In 2019 we spent $20,000 from the fund to provide “above and beyond” medical care to help animals in need. This has left us with just $10,000 and we still have a couple of much needed surgeries. We urgently need your help to build this account back up so we can continue to provide lifesaving procedures when necessary!

To make a donation to the Mickey’s Medical Fund, please fill out the Membership & Donation form and enter your donation amount in the Mickey Medical Fund box under the “Donations (Non-membership)” section.
Note: this is a non-membership donation.

Please make your check payable to: Quincy Animal Shelter and mail it along with the completed form to: Quincy Animal Shelter, P.O. Box 690088, Quincy, MA 02269-0088

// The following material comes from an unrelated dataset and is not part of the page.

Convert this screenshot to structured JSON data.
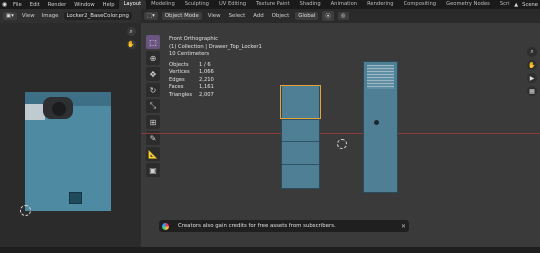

Past Mickey Fund Candidates at Quincy Animal Shelter

POLLY is our petite orange Tabby who came to the Shelter in February of 2011 and believed to be abandoned. Upon exam, it was noticed that she was de-clawed, a painful procedure, where the knuckles on the front paws of the cat are amputated. This can lead to infection, and the equivalent of our fingers being surgically being removed. While at the Shelter, the Volunteers noted that Polly had labored breathing and was taken to the hospital. She was diagnosed with having heavy fluid around her lungs, along with a diaphragmatic hernia, meaning she had a tear in her diaphragm, and her intestines had migrated into her chest. This condition is typically caused by trauma, and if repaired, Polly would have a good prognosis and live a normal life.
Total cost for Polly’s care: $3,505.

SONJA is a cute golden Tortoiseshell cat that was found in a back yard. She appeared friendly and was picked up and taken to the Shelter. During her exam, the Veterinarian noticed she had a very achy mouth and was diagnosed with FORLs (Feline oral resorptive lesions), meaning that she had severe holes in her teeth and the roots of her teeth were exposed through her gums. Sonja needed a dental procedure immediately so she could be comfortable and eat normally again. After 13 extractions (tooth removals) she has been purring non stop! Sonja is an older cat and is also diagnosed with Hyperthyroidism and is on medication.
Total cost for Sonja’s care: $700-$800.

MOLLY was adopted from the Shelter in 2006 and needed to be returned since the new born baby started to develop a severe allergy to Molly. During her exam, the Veterinarian noticed that Molly, like Sonja, had an achy mouth. Molly was diagnosed with dental disease, having rotten teeth and infected gums. With 11 teeth removed, she is eating a whole lot better! She too is an older cat at 11, and was diagnosed with Hyperthyroidism and is on medication.
Total cost for Molly’s care: $600-$700.

SIOBHAN was found at the Walmart parking lot in Quincy this summer. She was missing fur on half of her body, with a dirty face and over grown nails. Upon coming to the Shelter, the Volunteers noticed that there was blood in her urine. After her exam, the Veterinarian felt a large mass in her abdomen, luxating knee caps and an ear infection. Though having these medical issues, Siobhan was still a happy, lap loving little dog. After blood work, a urinalysis and an x-ray, she was diagnosed with a Struvite bladder stone, the size of a large chicken egg. A stone this size was due to a poor diet, and had not been treated for some time. With a new prescription diet, the stone would shrink in size. However, Siobhan became lethargic and bleeding heavily and needed urgent surgery. Now Siobhan is doing great, with her fur growing back and is on a permanent special urinary diet to prevent future stones.
Total cost for Siobhan’s care: $800-$1,000.

Please check back for other candidates! Thank you!